No two faces are the same
The reconstruction continues
I don’t mean to suggest that the Chinese government is untrustworthy, but we did (semi)jokingly wonder if this is all a hoax, and there’s a factory in Shenzhen churning out Terracotta Warriors as fast as it can. As far as I can tell, they’re the real thing, and they’re incredible.
Armies of tourists descend upon the Terracotta Army every day. Far fewer bother ol’ Emperor Jingdi, further outside of Xi’an. Our hostel arranged for a private driver to take a group of us to the Han Yang Ling Museum. Emperor Jingdi and his father Wendi are remembered for ushering a harmonious era of cooperation with the nearby communities. As at the Terracotta Army site, numerous carved figures were assembled to accompany the Emperor into the afterlife.
Unlike at the Terracotta Army site, you can get close to these figures and even walk over some of the actual dig sites, with a glass floor allowing you to view the discoveries below in situ. Booties are provided.
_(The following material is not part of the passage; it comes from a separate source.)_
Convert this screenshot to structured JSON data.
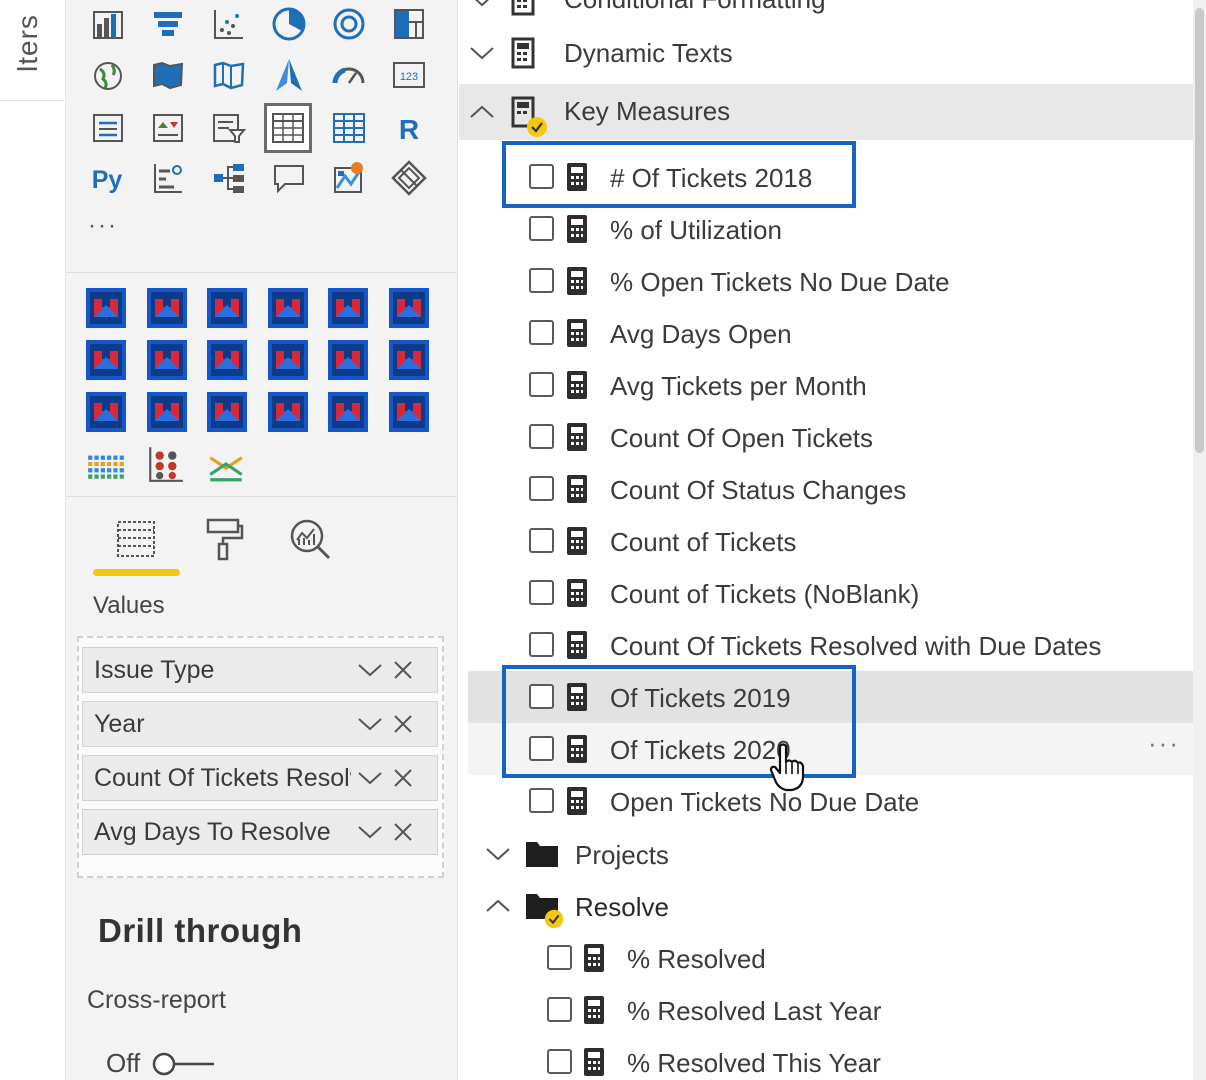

Outside, you can view an outdoor excavation in progress.
Watch where you step around Xi’an. You never know what- or who- might be down there.
“When you tire of Shànghǎi’s incessant quest for modernity, this tiny town is only a hop, skip and metro ride away.” Lonely Planet’s write-up on Qibao had me mildly interested. Then they mentioned the daily shadow puppet shows, and I was in.
Puppetry has a long history in China, dating back thousands of years. Unlike the shadow puppets we saw in Cambodia, the figures here are made from translucent pieces of dried animal hide, allowing painted colors to show through the screen.
At the Shadow Puppet Museum, we crammed into a small room with some Chinese schoolkids and witnessed enactments of Chinese legends featuring magical princesses, men turning into skeletons, talking pigs, and um, all right, I’ll admit it: I mostly didn’t know what was going on. I do know there was some “Crouching Tiger, Hidden Dragon” style fighting.
The plot thickens, as the skeleton guy transforms into the helmet guy
I think they killed the bad guy
And rode home
The puppeteers were just as cramped as we were, jammed into a small room with the musicians.
Ken the puppet
Qibao follows a model we’ve encounter several times in China: a small town with a high concentration of specialized museums.
You can either buy one ticket for entry into all of them or buy individual tickets (the best choice if you quickly tire of museums).
Chris studies miniature furniture
I'm still not sure what exactly we saw in the Cricket Thatched Abode
Who's up for dead birds on a stick?
We sampled a few museums, took in the historic architecture, munched on some street food, and generally enjoyed our incessant quest for… a relaxing day. With puppets.